Things I Used to Get Hit For: Talking back. Being smart. Acting stupid. Not listening. Not answering the first time. Not doing what I'm told. Not doing it the second time I'm told. Running, jumping, yelling, laughing, falling down, skipping stairs, lying in the snow, rolling in the grass, playing in the dirt, walking in mud, not wiping my feet, not taking my shoes off. Sliding down the banister, acting like a wild Indian in the hallway. Making a mess and leaving it. Pissing my pants, just a little. Peeing the bed, hardly at all. Sleeping with a butter knife under my pillow. Shitting the bed because I was sick and it just ran out of me, but still my fault because I'm old enough to know better. Saying shit instead of crap or poop or number two. Not knowing better. Knowing something and doing it wrong anyway. Lying. Not confessing the truth even when I don't know it. Telling white lies, even little ones, because fibbing isn't fooling and not the least bit funny. Laughing at anything that's not funny, especially cripples and retards. Covering up my white lies with more lies, black lies. Not coming the exact second I'm called. Getting out of bed too early, sometimes before the birds, and turning on the TV, which is one reason the picture tube died. Wearing out the cheap plastic hole on the channel selector by turning it so fast it sounds like a machine gun. Playing flip-and-catch with the TV's volume button then losing it down the hole next to the radiator pipe. Vomiting. Gagging like I'm going to vomit. Saying puke instead of vomit. Throwing up anyplace but in the toilet or in a designated throw-up bucket. Using scissors on my hair. Cutting Kelly's doll's hair really short. Pinching Kelly. Punching Kelly even though she kicked me first. Tickling her too hard. Taking food without asking. Eating sugar from the sugar bowl. Not sharing. Not remembering to say please and thank you.

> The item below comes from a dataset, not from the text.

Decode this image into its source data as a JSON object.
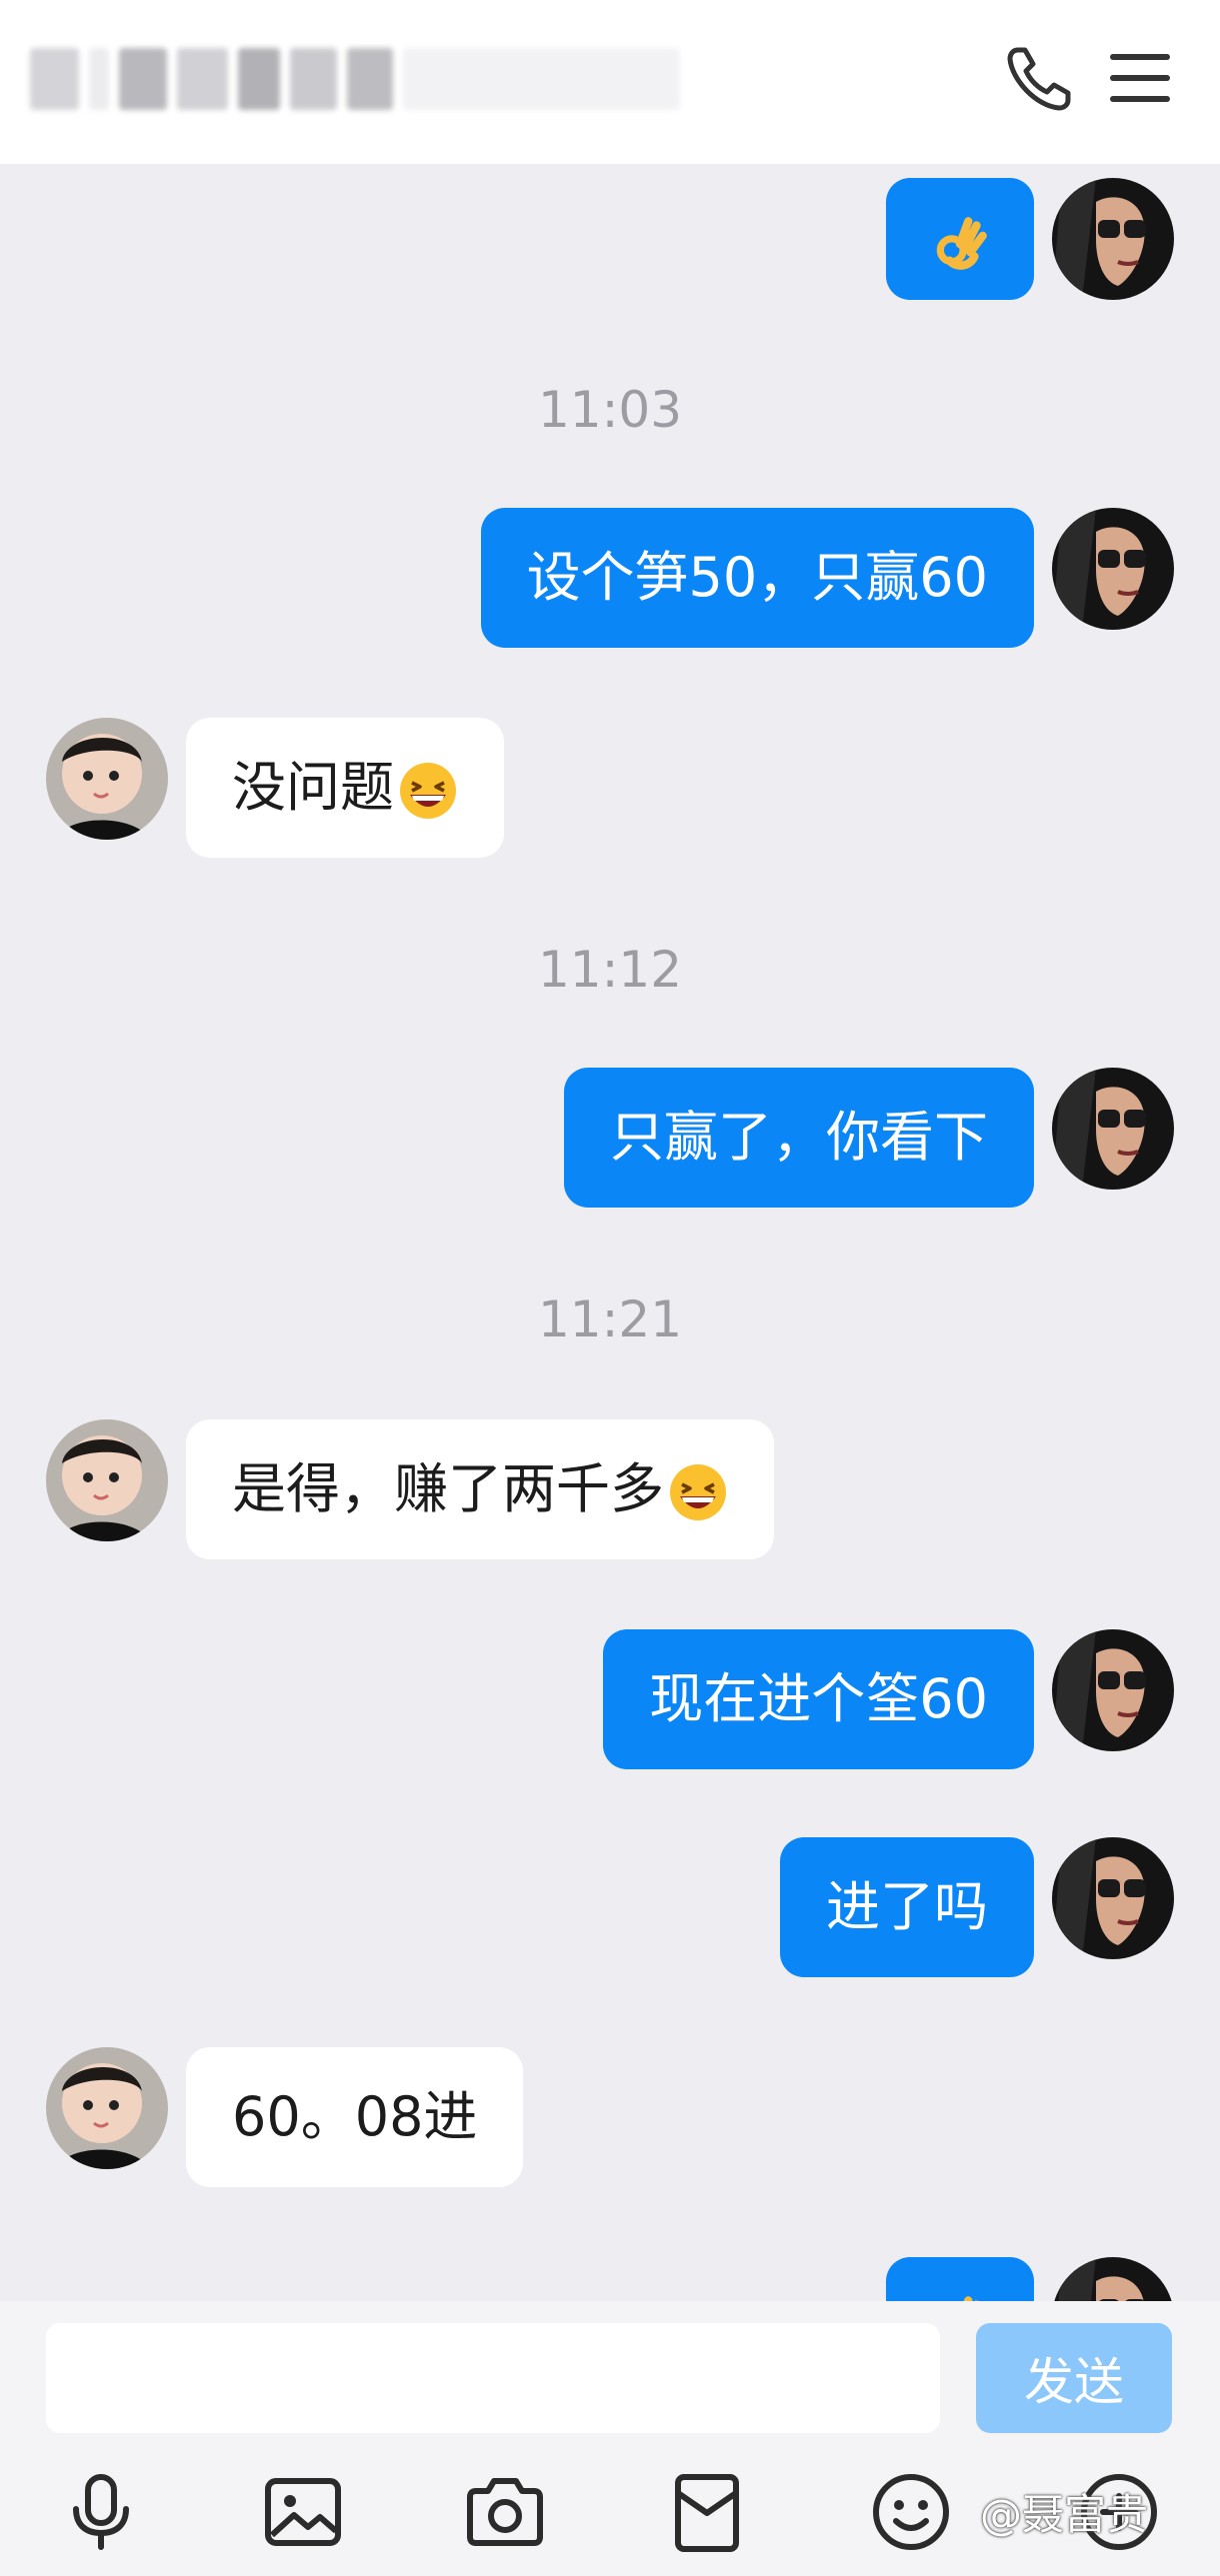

Mumbling like an idiot. Using the emergency flashlight to read a comic book in bed because batteries don't grow on trees. Splashing in puddles, even the puddles I don't see until it's too late. Giving my mother's good rhinestone earrings to the teacher for Valentine's Day. Splashing in the bathtub and getting the floor wet. Using the good towels. Leaving the good towels on the floor, though sometimes they fall all by themselves. Eating crackers in bed. Staining my shirt, tearing the knee in my pants, ruining my good clothes. Not changing into old clothes that don't fit the minute I get home. Wasting food. Not eating everything on my plate. Hiding lumpy mashed potatoes and butternut squash and rubbery string beans or any food I don't like under the vinyl seat cushions Mom bought for the wooden kitchen chairs. Leaving the butter dish out in summer and ruining the tablecloth. Making bubbles in my milk. Using a straw like a pee shooter. Throwing tooth picks at my sister. Wasting toothpicks and glue making junky little things that no one wants. School papers. Notes from the teacher. Report cards. Whispering in church. Sleeping in church. Notes from the assistant principal. Being late for anything. Walking out of Woolworth's eating a candy bar I didn't pay for. Riding my bike in the street. Leaving my bike out in the rain. Getting my bike stolen while visiting Grandpa Rudy at the hospital because I didn't put a lock on it. Not washing my feet. Spitting. Getting a nosebleed in church. Embarrassing my mother in any way, anywhere, anytime, especially in public. Being a jerk. Acting shy. Being impolite. Forgetting what good manners are for. Being alive in all the wrong places with all the wrong people at all the wrong times.